Leaving the Sagrada Familia behind and walking along Diagonal street you come to a building. It is also a large and imposing building, although, instead of extending to the top, like its neighbor, it does so in width. Behind the doors of this hospital, baptized as the Hospital de Santa Creu i Sant Pau, the immensity is even greater. A huge enclosure, which was intended to serve as a city within a city, opens up. The complex served as a hospital for almost 100 years. Today, the hospital has become a space for historical and architectural dissemination, a landmark monument of 20th century modernist art designed by the same artist who designed the Palau de la Música, Lluís Domènech i Montaner.
The history of the Sant Pau hospital goes back more than 600 years, when in the year 1401 six of the hospitals that existed at the time in Barcelona were merged. The Hospital de la Santa Creu was born, which was installed in one of the most important Catalan Gothic buildings in the heart of the Raval neighbourhood. But in the 19th century the demographic growth of the city together with the medical advances made the hospital become too small. To solve the problem, the construction of a new building was proposed. The seed of today’s Sant Pau Hospital had already been planted.

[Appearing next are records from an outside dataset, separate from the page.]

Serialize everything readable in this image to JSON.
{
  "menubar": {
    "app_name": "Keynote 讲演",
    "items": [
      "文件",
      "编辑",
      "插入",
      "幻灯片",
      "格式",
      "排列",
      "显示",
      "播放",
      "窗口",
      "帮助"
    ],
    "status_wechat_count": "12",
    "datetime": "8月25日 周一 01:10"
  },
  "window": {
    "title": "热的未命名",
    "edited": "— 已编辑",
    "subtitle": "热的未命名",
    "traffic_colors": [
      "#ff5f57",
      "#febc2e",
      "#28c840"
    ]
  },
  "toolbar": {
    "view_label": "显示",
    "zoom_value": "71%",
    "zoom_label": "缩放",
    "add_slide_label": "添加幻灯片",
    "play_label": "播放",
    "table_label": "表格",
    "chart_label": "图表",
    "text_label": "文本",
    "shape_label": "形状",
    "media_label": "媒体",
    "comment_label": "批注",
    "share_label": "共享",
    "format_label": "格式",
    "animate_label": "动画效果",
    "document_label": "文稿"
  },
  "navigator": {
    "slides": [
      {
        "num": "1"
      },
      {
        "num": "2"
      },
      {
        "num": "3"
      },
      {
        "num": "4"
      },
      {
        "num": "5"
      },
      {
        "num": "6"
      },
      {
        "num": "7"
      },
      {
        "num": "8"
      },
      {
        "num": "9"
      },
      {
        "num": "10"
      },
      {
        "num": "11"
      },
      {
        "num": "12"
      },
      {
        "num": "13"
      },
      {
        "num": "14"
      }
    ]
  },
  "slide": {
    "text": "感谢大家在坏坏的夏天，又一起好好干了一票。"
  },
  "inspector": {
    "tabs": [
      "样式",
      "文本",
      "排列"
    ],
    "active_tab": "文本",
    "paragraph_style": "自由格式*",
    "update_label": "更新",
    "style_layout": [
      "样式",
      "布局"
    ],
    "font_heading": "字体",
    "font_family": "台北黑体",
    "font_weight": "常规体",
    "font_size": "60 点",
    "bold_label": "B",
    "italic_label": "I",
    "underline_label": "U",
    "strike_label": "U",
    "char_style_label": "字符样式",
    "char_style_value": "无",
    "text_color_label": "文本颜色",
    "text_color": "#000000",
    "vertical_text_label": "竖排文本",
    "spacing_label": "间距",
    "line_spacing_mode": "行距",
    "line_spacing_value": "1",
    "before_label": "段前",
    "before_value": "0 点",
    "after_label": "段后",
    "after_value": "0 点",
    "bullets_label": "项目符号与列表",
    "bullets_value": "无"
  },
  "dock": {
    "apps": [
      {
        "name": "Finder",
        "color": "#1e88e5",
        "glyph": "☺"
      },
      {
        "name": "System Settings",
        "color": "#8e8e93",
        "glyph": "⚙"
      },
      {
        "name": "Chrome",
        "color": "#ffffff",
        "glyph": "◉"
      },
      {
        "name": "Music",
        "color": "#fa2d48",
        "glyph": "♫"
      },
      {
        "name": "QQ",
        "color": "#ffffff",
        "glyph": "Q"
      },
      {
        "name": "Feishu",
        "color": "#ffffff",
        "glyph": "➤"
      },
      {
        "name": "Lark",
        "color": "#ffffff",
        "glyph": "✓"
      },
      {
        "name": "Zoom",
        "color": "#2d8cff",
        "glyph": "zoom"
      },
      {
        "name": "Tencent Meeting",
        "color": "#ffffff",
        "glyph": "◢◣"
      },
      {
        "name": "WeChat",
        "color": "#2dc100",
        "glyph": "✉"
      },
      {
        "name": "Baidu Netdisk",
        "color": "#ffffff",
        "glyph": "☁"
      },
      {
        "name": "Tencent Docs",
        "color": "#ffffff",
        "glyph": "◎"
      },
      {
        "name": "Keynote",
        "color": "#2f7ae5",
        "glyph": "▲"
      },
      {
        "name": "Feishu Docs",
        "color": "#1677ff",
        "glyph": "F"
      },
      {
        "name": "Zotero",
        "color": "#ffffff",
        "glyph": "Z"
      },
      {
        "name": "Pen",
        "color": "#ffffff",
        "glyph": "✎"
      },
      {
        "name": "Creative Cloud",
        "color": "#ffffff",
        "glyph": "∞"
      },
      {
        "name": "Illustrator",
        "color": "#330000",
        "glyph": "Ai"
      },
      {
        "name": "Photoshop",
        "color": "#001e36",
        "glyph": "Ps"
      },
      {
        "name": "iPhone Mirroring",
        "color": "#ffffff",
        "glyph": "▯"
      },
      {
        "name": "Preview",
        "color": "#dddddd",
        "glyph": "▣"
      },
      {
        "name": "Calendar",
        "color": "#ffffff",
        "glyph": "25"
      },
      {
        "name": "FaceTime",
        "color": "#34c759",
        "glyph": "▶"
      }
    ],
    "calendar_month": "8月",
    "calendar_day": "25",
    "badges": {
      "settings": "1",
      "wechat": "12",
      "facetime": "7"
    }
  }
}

The architect Lluís Domènech i Montaner was commissioned to design the new center shortly before the construction of another of his buildings, the Palau de la Música, got underway. In 1902, construction of the hospital began thanks to the legacy that the banker Pau Gil left before his death: more than three million pesetas for the sole purpose of building a health center in the Catalan capital. For this reason, the name Sant Pau was added to Santa Creu. The building was used as a hospital from 1916, although the inauguration of the new facilities was not until 1930.
Sixty years after the latter date, the Generalitat de Catalunya undertook the commitment to build a new hospital. Thus, in 2009 the institution inaugurated a new headquarters for the Hospital de la Santa Creu i Sant Pau in a complex located at the northeast end of the previous one and separated from it. Today, the old building designed by Domènech i Montaner and declared a World Heritage Site by UNESCO in 1997, is used as an outreach center. It also houses international organizations linked to United Nations and European Union projects.
The history is never too much to know, of course, but for the traveler perhaps what is most important is what to visit, the keys to the place. So let’s get to the point. The first thing the tourist will see will also be the most emblematic. The clock tower that presides over the facility. However, the entrance door is not there, but to the right. Once the tickets have been checked, the visitor will enter what is known as the Hypostyle room. This space is the subway part of the Administration Pavilion and supports all its weight. The Hypostyle was also conceived as a passage and distribution space, although in the last years of operation it housed the emergency service.
From here, a large network of subway corridors connects some buildings with others. On the outside, however, what remains visible are the gardens, designed as a source of well-being for patients. And in the gardens, in turn, beautiful buildings in reddish tones and colorful roofs dot the surroundings with modernism.
But it is not possible to enter all these buildings. Some are still under renovation and others are used by the staff of the aforementioned organizations. Among those that can be visited are the Sant Rafael pavilion, an infirmary pavilion that recreates how it functioned in the 1920s, and the Sant Salvador pavilion, now an exhibition space that traces the history of the hospital. Surprising is what is known as the Operations House. Here a huge glass window served as the main operating room. With these windows Domènech i Montaner intended to give the surgeons the maximum hours of light possible.
After a tour around the corners of this modernist complex, the icing on the cake remains for the end: the Administration Pavilion. This is the largest and most richly decorated building. Stained-glass windows and ceilings add light and color to the building, from the second floor of which the figure of the Sagrada Familia can be seen in the distance, always vigilant.
The modernist site of Sant Pau is located in the heart of Barcelona’s Diagonal street, so there are many places to see around it. The most obvious, of course, is the temple of the Sagrada Familia. Also, just a 20-minute walk away, is the Park Güell. Both are enclaves that need no introduction, although, if you want to find out more, Fascinating Spain has information on both. Walking a little further or using public transport, Barcelona awaits the tourist with all its splendor: the Gothic neighbourhood, the modernist houses, the Born district, the Montjuic area or the Barceloneta beach are some of the most characteristic.
Perhaps less known and very close to the hospital, the Guinardó park opens its doors for those who want to observe Barcelona from the heights. Pine trees, viewpoints and landscaped terraces merge in this huge green area of the Catalan capital to provide shelter for athletes and the curious. And, in addition, unlike Park Güell, the visit is free.
The hospital of Sant Pau constituted, at the time of its construction, an architectural landmark in terms of hospital buildings. Its facilities served as a renowned medical institution for many years and have now been converted into a space to preserve and disseminate its historical memory. The style of Lluís Domènech i Montaner made the complex an example of the modernism of the time. It is also a less visited and less known building than many others in Barcelona, so there will be fewer people at its doors and you can enjoy it more quietly. For all these reasons this hospital is one of our weekend getaways.